"In my regular reports to the board I have stated that Iran is implementing those commitments," IAEA Chief Yukiya Amano stressed on Tuesday.
"Since January 2016, the Agency has been verifying and monitoring Iran's implementation of its nuclear-related commitments under the JCPOA," he added.
Amano further noted that IAEA inspectors have full access to all locations required to verify the deal's implementation.
Under the agreement, reached between Iran and the P5+1 group of countries (the United States, the United Kingdom, Russia, France, and China— plus Germany) in 2015, Tehran undertook to put limits on its nuclear program in exchange for the removal of nuclear-related sanctions.
— International Atomic Energy Agency (@iaeaorg)
3 avril 2019
United States President Donald Trump, however, withdrew Washington from the landmark agreement last May and decided to re-impose what it described as the "toughest" sanctions ever against Tehran. The sanctions targeted Iran's banking and energy sectors with the aim of cutting off the country's oil sales and crucial exports.
Amano's remarks came as the U.S. special representative for Iran says Washington forgoes its search for additional foreign waivers to nations importing Iranian oil.
Despite Washington's measures, Iran has not left the deal, stressing that the remaining signatories to the agreement have to work to offset the negative impacts of the U.S. pullout for Iran if they want Tehran to remain committed to it. In the Inter Press Service (IPS) LobeLog, Paul R. Pillar, a non-resident senior fellow at the Center for Security Studies at Georgetown University and an associate fellow of the Geneva Center for Security Policy, explains, "Iran is making decisions within a larger context in which not Iran, but instead the United States under Trump, is the isolated actor. It is not just Iran but all the non-U.S. parties to the JCPOA that are committed to its preservation."
Remaining European signatories unveiled the Instrument in Support of Trade Exchanges (INSTEX) earlier this year after spending months discussing possible mechanisms to guarantee continued trade and bypass the extraterritoriality of U.S. sanctions.

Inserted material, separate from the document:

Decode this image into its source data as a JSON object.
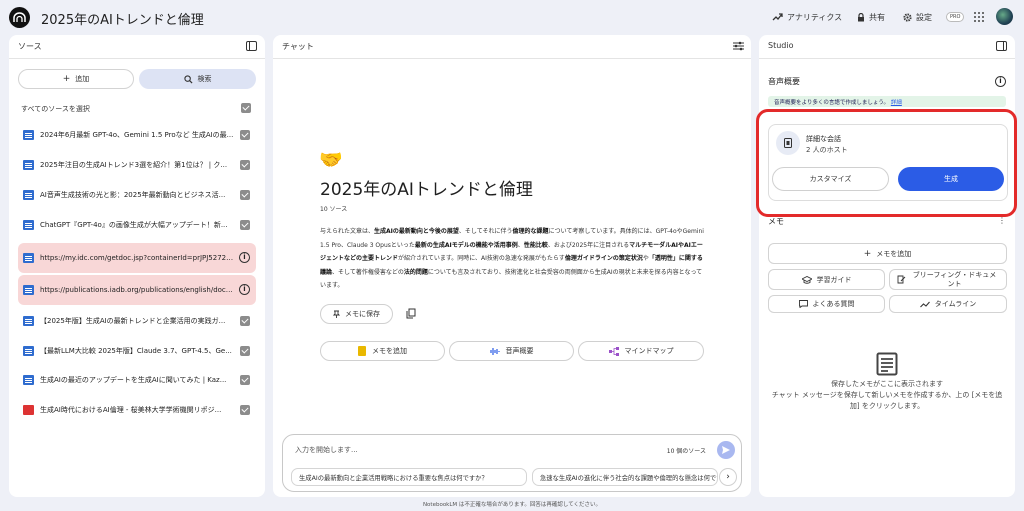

Germany, France and the U.K. have officially set up a European mechanism called INSTEX to facilitate non-dollar trade with Iran in January, 2019.